Women's History Month 2012 IV
To wind up Women’s History Month, I’ve brought you a work of art from women who are largely ignored by art history books: weavers. Weaving is an ancient tradition, especially among First Nation cultures. In the 1970s the Feminist art movement reinvigorated art forms traditionally attributed to women and elevated them to fine art. The Pattern and Decoration movement, including artists such as Joyce Kozloff, was one result of that. I think it’s high time that art works from the “decorative arts” (a term I loathe) be included in the pantheon of art history. Maybe I’m biased because the Davis Art Gallery is sending out a call for fiber artists for our next show???
|Navajo Culture, Arizona or New Mexico, Blanket, 1870s–1890s. Wool with commercial dyes, 55 ¼" x 85 1/8" (140 x 216 cm). © Cleveland Museum of Art. (CM-533)|
According to tradition, Navajo women learned weaving skills from two spirit beings: Spider Woman and Spider Man. Navajo women actually learned weaving from Pueblo males in New Mexico. In Pueblo cultures men were the weavers. Pueblo cultures raised cotton and wove blankets since about 700 ce. In the seventeenth century, the Spanish introduced sheep to Pueblo cultures, and wool was added to Pueblo weaving. After learning how to weave, Navajo women quickly developed a distinctive style of their own.
The Navajo wove blankets mainly for use as clothing, although “blankets” were also used as covers for doors and room dividers. It was after starting to trade blankets with whites that they began to create larger weavings that could be used as rugs rather than for wearing. Fragments of weavings from the late 1700s found in Canyon del Monte, New Mexico, are the earliest existing examples in the US of naturally colored, handspun wools with stripe patterns.
In the 1860s commercial dyes were introduced from Germantown, Pennsylvania. By 1870, weaving was no longer used primarily as clothing but for trade. This blanket has a common zigzag pattern alternating with stripes. The pattern was meant to complement the curves of the human form when worn. The natural black wool contrasts with the brightness of the imported red and indigo. The jagged edges of the zigzag are taken from a pattern that symbolized clouds, an element of nature that represented change. The colors are also symbolic: red and yellow are synonymous with the sun and its nurturing warmth, black is the symbol of hope and joy, and blue symbolizes the sky.
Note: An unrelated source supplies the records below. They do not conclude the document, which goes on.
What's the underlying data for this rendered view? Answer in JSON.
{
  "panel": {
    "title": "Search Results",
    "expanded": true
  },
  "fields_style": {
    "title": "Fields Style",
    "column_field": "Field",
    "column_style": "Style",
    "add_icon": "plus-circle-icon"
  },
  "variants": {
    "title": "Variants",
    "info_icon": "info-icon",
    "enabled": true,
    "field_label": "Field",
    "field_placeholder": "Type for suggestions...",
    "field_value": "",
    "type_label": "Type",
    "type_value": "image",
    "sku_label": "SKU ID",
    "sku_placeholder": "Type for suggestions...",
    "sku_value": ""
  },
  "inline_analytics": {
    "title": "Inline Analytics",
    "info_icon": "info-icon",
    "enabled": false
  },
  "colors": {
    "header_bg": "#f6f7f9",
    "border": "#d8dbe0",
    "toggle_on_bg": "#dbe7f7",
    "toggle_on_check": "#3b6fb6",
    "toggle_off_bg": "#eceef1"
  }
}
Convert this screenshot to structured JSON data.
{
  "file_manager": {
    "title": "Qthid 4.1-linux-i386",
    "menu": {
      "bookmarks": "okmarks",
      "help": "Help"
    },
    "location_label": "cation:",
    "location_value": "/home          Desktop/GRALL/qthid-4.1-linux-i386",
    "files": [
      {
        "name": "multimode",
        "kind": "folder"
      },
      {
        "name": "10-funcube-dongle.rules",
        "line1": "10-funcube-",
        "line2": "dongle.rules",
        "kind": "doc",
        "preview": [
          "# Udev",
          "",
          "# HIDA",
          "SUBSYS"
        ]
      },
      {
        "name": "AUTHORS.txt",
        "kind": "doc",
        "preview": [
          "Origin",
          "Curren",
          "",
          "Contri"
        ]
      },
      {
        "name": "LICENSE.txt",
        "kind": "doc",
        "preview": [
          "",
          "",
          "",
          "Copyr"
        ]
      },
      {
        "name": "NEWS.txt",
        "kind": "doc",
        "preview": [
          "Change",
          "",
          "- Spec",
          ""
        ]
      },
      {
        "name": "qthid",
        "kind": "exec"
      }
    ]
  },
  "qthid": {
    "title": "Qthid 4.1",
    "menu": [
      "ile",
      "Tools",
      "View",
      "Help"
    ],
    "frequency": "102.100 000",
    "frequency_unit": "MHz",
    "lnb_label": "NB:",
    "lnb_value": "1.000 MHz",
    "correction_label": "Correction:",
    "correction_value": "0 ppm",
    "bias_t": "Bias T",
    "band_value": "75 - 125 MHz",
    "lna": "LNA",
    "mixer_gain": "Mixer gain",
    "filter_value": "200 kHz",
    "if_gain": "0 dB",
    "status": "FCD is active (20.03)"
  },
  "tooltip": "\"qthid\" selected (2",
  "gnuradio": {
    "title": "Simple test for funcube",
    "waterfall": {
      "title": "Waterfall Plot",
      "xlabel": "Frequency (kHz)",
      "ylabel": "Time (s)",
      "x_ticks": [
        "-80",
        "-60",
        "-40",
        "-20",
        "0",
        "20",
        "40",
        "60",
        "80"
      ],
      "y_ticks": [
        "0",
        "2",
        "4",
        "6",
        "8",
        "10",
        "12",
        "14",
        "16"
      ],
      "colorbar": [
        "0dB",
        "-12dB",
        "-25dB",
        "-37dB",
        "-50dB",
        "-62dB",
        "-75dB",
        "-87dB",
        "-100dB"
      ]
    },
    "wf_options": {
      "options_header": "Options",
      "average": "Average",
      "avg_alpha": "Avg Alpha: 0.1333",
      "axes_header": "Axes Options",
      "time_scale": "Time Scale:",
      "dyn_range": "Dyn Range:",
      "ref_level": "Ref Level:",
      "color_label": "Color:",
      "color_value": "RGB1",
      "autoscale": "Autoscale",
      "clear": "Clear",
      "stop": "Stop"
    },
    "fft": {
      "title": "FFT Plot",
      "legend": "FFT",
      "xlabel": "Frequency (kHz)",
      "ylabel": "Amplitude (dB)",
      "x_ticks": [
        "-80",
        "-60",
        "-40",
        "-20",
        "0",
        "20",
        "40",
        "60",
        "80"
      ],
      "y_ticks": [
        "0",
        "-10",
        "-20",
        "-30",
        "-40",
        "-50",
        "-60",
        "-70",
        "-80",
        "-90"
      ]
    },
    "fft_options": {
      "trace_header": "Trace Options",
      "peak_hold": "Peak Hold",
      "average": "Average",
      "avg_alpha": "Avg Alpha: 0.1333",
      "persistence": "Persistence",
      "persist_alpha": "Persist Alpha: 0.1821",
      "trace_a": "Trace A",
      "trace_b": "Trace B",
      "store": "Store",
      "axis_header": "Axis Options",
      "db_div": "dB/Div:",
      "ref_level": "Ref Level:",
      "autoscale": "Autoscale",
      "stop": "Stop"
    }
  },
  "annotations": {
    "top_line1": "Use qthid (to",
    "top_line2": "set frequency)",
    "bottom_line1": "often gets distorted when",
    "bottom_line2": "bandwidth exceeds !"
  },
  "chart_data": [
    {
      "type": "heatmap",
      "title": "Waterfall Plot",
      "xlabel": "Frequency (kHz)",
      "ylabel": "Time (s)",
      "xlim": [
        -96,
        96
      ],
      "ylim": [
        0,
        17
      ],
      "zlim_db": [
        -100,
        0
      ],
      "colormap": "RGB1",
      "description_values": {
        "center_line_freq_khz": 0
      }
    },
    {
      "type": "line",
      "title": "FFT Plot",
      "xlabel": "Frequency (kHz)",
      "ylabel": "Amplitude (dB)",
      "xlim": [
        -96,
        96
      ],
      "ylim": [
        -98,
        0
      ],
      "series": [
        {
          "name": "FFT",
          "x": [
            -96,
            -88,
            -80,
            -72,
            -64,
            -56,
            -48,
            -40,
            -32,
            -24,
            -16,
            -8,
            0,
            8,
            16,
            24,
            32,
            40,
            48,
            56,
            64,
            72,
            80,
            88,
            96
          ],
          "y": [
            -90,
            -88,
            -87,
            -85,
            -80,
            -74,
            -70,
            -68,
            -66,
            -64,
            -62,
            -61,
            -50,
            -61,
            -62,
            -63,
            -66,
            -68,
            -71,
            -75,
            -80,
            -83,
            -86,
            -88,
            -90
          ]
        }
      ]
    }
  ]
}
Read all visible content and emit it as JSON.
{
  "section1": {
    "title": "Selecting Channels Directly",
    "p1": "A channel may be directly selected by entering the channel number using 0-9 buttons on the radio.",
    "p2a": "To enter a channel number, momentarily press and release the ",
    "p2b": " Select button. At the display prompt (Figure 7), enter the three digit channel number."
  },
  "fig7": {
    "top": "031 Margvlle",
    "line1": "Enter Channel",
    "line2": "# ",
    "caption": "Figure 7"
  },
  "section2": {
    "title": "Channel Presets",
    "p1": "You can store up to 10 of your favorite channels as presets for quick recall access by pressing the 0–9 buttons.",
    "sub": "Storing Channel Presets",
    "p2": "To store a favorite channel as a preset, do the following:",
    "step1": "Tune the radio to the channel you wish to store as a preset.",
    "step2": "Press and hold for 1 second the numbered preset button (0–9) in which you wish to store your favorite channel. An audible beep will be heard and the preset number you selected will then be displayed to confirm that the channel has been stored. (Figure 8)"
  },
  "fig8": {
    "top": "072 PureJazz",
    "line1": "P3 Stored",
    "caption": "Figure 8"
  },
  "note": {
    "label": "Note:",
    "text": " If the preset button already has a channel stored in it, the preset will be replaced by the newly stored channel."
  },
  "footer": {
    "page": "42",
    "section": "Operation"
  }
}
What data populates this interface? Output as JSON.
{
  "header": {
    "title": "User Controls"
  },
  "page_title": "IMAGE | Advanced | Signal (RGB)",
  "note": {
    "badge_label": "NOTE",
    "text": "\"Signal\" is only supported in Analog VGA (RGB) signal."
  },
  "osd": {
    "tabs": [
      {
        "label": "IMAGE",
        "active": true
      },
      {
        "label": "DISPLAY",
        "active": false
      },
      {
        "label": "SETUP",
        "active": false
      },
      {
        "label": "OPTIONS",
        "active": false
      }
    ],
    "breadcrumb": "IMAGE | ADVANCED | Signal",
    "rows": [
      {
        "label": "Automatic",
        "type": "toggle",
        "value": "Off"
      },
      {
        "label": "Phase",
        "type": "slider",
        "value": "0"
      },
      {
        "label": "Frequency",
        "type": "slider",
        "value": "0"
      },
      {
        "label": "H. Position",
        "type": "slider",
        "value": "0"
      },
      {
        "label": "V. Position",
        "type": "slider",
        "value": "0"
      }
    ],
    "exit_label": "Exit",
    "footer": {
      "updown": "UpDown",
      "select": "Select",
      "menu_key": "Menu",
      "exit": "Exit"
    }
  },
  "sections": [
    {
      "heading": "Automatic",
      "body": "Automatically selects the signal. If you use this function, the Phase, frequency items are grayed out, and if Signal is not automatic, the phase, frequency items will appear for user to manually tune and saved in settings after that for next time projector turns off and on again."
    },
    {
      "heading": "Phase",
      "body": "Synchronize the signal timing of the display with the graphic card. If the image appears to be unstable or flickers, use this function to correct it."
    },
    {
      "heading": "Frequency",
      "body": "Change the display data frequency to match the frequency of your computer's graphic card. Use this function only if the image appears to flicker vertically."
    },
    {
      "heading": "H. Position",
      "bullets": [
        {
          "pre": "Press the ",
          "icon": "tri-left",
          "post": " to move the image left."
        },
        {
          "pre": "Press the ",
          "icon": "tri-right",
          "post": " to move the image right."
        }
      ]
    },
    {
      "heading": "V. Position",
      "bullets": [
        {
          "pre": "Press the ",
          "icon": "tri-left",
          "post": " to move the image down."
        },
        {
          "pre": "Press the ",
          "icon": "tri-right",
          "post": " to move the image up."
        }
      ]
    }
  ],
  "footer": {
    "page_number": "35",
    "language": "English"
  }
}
To this day, about 5000 Navajo women continue to weave rugs and blankets.
|Joyce Kozloff (born 1924, US), Untitled (Buffalo Architectural Themes), 1984. Watercolor on paper, each: 9" x 6" (22.86 x 15.24 cm). Albright-Knox Art Gallery, Buffalo, NY. © 2012 Joyce Kozloff. (AK-124)|
Activity: Weaving on a cardboard loom. Using a piece of cardboard approximately 11 x 8 1/2", cut slits in the top and bottom 1/2 inch apart. Take yarn and wrap warp abound the cardboard securing it in the slits. Weave another yarn over and under the warp, changing the order with each row. Use a fork to pull each row of weft tight against each other.
Correlations to Davis programs: Explorations in Art Grade 3: 6.31; Explorations in Art Grade 4: 5.27; Explorations in Art Grade 5: 2.10; Explorations in Art Grade 6: 5.30; A Global Pursuit 2.3; Exploring Visual Design 1, 4, 7, 8, 11; The Visual Experience: 14.5; Discovering Art History: 4.10